Business Space In Hartford
Exciting urban renewal projects scattered throughout the city (such as in Bushnell Park and near the XL Center) make leasing office space in Hartford a win-win. New mixed-use, high-rise luxury condominium projects and street-level retail dot the area. Redevelopment of Rentschler Field (formerly the UConn football stadium) in East Hartford will house high tech companies, upscale retail, entertainment venues and hotels.
Hartford’s primary businesses include insurance, hospitals and healthcare and education. Hartford’s Downtown is the central business district for the city and the main area to consider when renting business space. Both City and State governments are housed downtown, as are historic building like the Connecticut State Capitol, Hotel Bond, the Old State House and Hartford City Hall.
The Bushnell Park area is home to insurance giants like National Insurance and Connecticut General Life Insurance Company, and is steeped in turn-of-the-century (20th century) sized high-rise buildings. Frog Hollow is home to the county and state courts, law offices and hospitals, including The Institute of Living, Hartford Hospital and Connecticut Children's Medical Center. It is also home to Trinity College. The area is known for its Caribbean food and culture. A mixed-use plaza complex is planned for this area.
Asylum Hill is a mixed use area that serves as home to Sovereign Bank, the Lincoln Culinary Institute, Saint Francis Hospital & Medical Center, and more insurance companies, like The Hartford and Aetna Insurance.
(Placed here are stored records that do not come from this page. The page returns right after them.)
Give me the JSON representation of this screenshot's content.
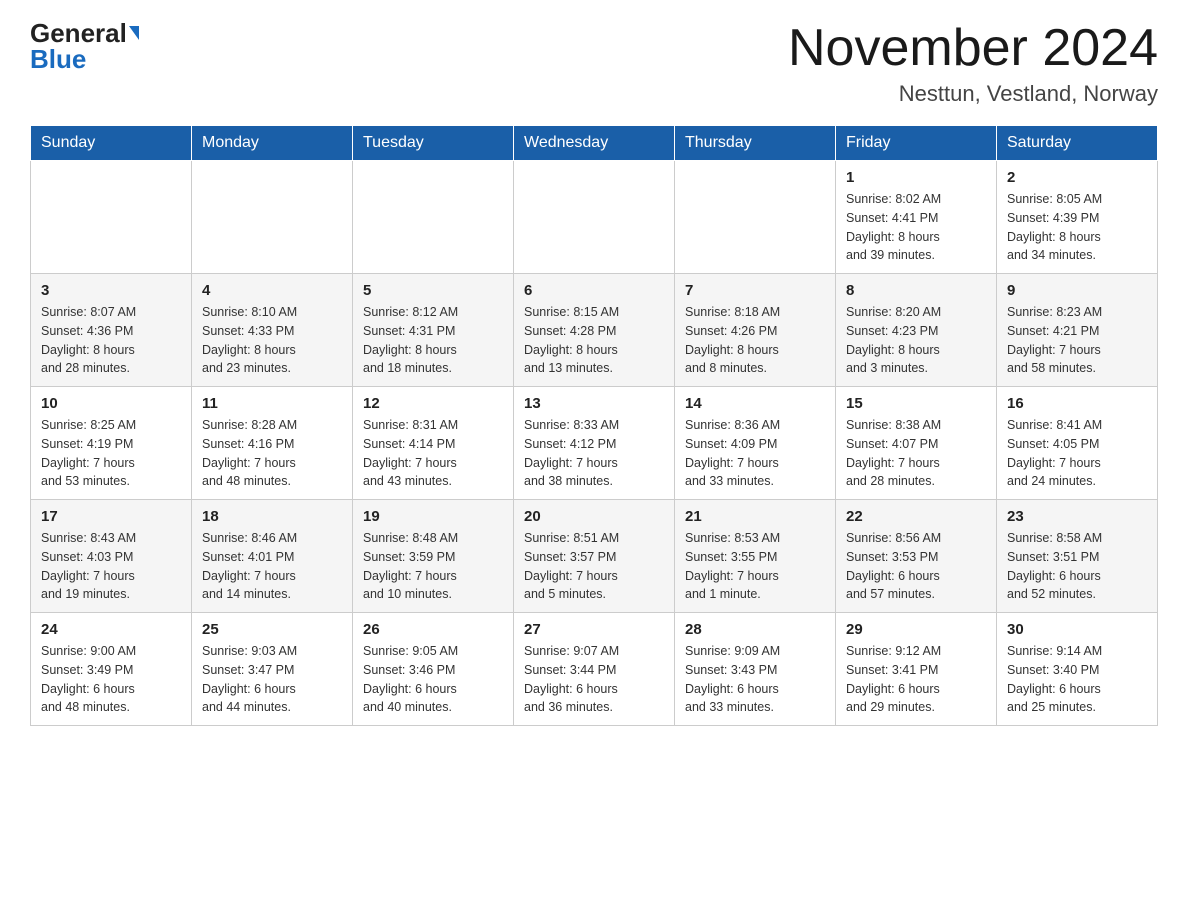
{
  "header": {
    "logo_general": "General",
    "logo_blue": "Blue",
    "month_title": "November 2024",
    "location": "Nesttun, Vestland, Norway"
  },
  "days_of_week": [
    "Sunday",
    "Monday",
    "Tuesday",
    "Wednesday",
    "Thursday",
    "Friday",
    "Saturday"
  ],
  "weeks": [
    [
      {
        "day": "",
        "info": ""
      },
      {
        "day": "",
        "info": ""
      },
      {
        "day": "",
        "info": ""
      },
      {
        "day": "",
        "info": ""
      },
      {
        "day": "",
        "info": ""
      },
      {
        "day": "1",
        "info": "Sunrise: 8:02 AM\nSunset: 4:41 PM\nDaylight: 8 hours\nand 39 minutes."
      },
      {
        "day": "2",
        "info": "Sunrise: 8:05 AM\nSunset: 4:39 PM\nDaylight: 8 hours\nand 34 minutes."
      }
    ],
    [
      {
        "day": "3",
        "info": "Sunrise: 8:07 AM\nSunset: 4:36 PM\nDaylight: 8 hours\nand 28 minutes."
      },
      {
        "day": "4",
        "info": "Sunrise: 8:10 AM\nSunset: 4:33 PM\nDaylight: 8 hours\nand 23 minutes."
      },
      {
        "day": "5",
        "info": "Sunrise: 8:12 AM\nSunset: 4:31 PM\nDaylight: 8 hours\nand 18 minutes."
      },
      {
        "day": "6",
        "info": "Sunrise: 8:15 AM\nSunset: 4:28 PM\nDaylight: 8 hours\nand 13 minutes."
      },
      {
        "day": "7",
        "info": "Sunrise: 8:18 AM\nSunset: 4:26 PM\nDaylight: 8 hours\nand 8 minutes."
      },
      {
        "day": "8",
        "info": "Sunrise: 8:20 AM\nSunset: 4:23 PM\nDaylight: 8 hours\nand 3 minutes."
      },
      {
        "day": "9",
        "info": "Sunrise: 8:23 AM\nSunset: 4:21 PM\nDaylight: 7 hours\nand 58 minutes."
      }
    ],
    [
      {
        "day": "10",
        "info": "Sunrise: 8:25 AM\nSunset: 4:19 PM\nDaylight: 7 hours\nand 53 minutes."
      },
      {
        "day": "11",
        "info": "Sunrise: 8:28 AM\nSunset: 4:16 PM\nDaylight: 7 hours\nand 48 minutes."
      },
      {
        "day": "12",
        "info": "Sunrise: 8:31 AM\nSunset: 4:14 PM\nDaylight: 7 hours\nand 43 minutes."
      },
      {
        "day": "13",
        "info": "Sunrise: 8:33 AM\nSunset: 4:12 PM\nDaylight: 7 hours\nand 38 minutes."
      },
      {
        "day": "14",
        "info": "Sunrise: 8:36 AM\nSunset: 4:09 PM\nDaylight: 7 hours\nand 33 minutes."
      },
      {
        "day": "15",
        "info": "Sunrise: 8:38 AM\nSunset: 4:07 PM\nDaylight: 7 hours\nand 28 minutes."
      },
      {
        "day": "16",
        "info": "Sunrise: 8:41 AM\nSunset: 4:05 PM\nDaylight: 7 hours\nand 24 minutes."
      }
    ],
    [
      {
        "day": "17",
        "info": "Sunrise: 8:43 AM\nSunset: 4:03 PM\nDaylight: 7 hours\nand 19 minutes."
      },
      {
        "day": "18",
        "info": "Sunrise: 8:46 AM\nSunset: 4:01 PM\nDaylight: 7 hours\nand 14 minutes."
      },
      {
        "day": "19",
        "info": "Sunrise: 8:48 AM\nSunset: 3:59 PM\nDaylight: 7 hours\nand 10 minutes."
      },
      {
        "day": "20",
        "info": "Sunrise: 8:51 AM\nSunset: 3:57 PM\nDaylight: 7 hours\nand 5 minutes."
      },
      {
        "day": "21",
        "info": "Sunrise: 8:53 AM\nSunset: 3:55 PM\nDaylight: 7 hours\nand 1 minute."
      },
      {
        "day": "22",
        "info": "Sunrise: 8:56 AM\nSunset: 3:53 PM\nDaylight: 6 hours\nand 57 minutes."
      },
      {
        "day": "23",
        "info": "Sunrise: 8:58 AM\nSunset: 3:51 PM\nDaylight: 6 hours\nand 52 minutes."
      }
    ],
    [
      {
        "day": "24",
        "info": "Sunrise: 9:00 AM\nSunset: 3:49 PM\nDaylight: 6 hours\nand 48 minutes."
      },
      {
        "day": "25",
        "info": "Sunrise: 9:03 AM\nSunset: 3:47 PM\nDaylight: 6 hours\nand 44 minutes."
      },
      {
        "day": "26",
        "info": "Sunrise: 9:05 AM\nSunset: 3:46 PM\nDaylight: 6 hours\nand 40 minutes."
      },
      {
        "day": "27",
        "info": "Sunrise: 9:07 AM\nSunset: 3:44 PM\nDaylight: 6 hours\nand 36 minutes."
      },
      {
        "day": "28",
        "info": "Sunrise: 9:09 AM\nSunset: 3:43 PM\nDaylight: 6 hours\nand 33 minutes."
      },
      {
        "day": "29",
        "info": "Sunrise: 9:12 AM\nSunset: 3:41 PM\nDaylight: 6 hours\nand 29 minutes."
      },
      {
        "day": "30",
        "info": "Sunrise: 9:14 AM\nSunset: 3:40 PM\nDaylight: 6 hours\nand 25 minutes."
      }
    ]
  ]
}
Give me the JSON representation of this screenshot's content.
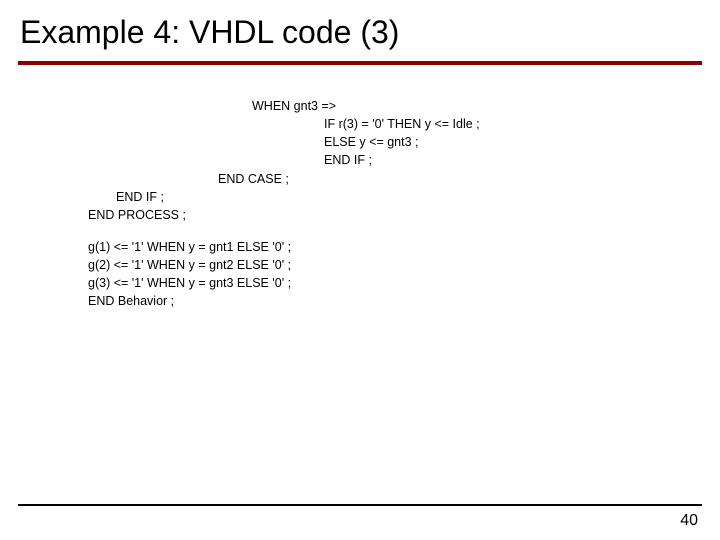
{
  "title": "Example 4: VHDL code (3)",
  "code": {
    "l1": "WHEN gnt3 =>",
    "l2": "IF r(3) = '0' THEN y <= Idle ;",
    "l3": "ELSE y <= gnt3 ;",
    "l4": "END IF ;",
    "l5": "END CASE ;",
    "l6": "END IF ;",
    "l7": "END PROCESS ;",
    "l8": "g(1) <= '1' WHEN y = gnt1 ELSE '0' ;",
    "l9": "g(2) <= '1' WHEN y = gnt2 ELSE '0' ;",
    "l10": "g(3) <= '1' WHEN y = gnt3 ELSE '0' ;",
    "l11": "END Behavior ;"
  },
  "pageNumber": "40"
}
It is also the area you’ll find the homes of Mark Twain and Harriet Beecher Stowe.
South Meadows is primarily industrial, commercial and utility companies, including Hartford Electric Light Company, the water treatment plant, resource recovery facilities, and the regional airport.
North Meadows is a commercial and industrial area that houses the Connecticut Department of Transportation’s regional transit center. It is also home to the CT Expo Center, Meadows Music Theater, Riverside Park, and Hartford’s red light district with sex shops and strip clubs. Parkville is where many manufacturing companies are located.
The historic West End is home to academic institutions, including the University of Connecticut School of Law and the Hartford Seminary. Charter Oak/Sheldon Oak is an industrial area that is being redeveloped into a mixed-use area with office space and apartments.
In 1968, following the assassination of Dr. Martin Luther King Jr., the Clay-Arsenal and Upper Albany area had massive riots that destroyed the business district. Most of the businesses and population fled the area. The area is now an immigrant community with a strong arts and cultural focus. Strong revitalization efforts by the city and private developers have resulted in new townhomes coming into the area.
South Green is a charming historic area with cobblestone crosswalks. Several hospitals call this area home, including Connecticut Children's Medical Center and Hartford Hospital. Wethersfield area is known as Little Italy, and the area has many ethnic restaurants and shops.
Facts about Hartford:
Hartford, the state capital of Connecticut, is 17 square miles in area and sits at 59 feet above sea level.
The city’s population according to the 2012 Census is 124,893, with about 1.2 million people in the Hartford metro area. The city has been steadily losing population since the 1950’s, a decrease of about 53,000 people in all. The racial mix of the city is 15% white, 36% African-American, 43% Hispanic, 3% Asian and 3% other races. The median age is only 30 years old, due in large part to 43% of the city’s population being under 24 years old, with a mere 9% over 65.
The average low temperature in January is 18? F, with an average of 4 days a year falling below 0? F. The average high temperature in July is 84? F, with an average of 17 days a year over 90? F. In an average year, Hartford gets about 46 inches of rain and 49 inches of snow. In 2013, the unemployment rate in Hartford was twice the national average.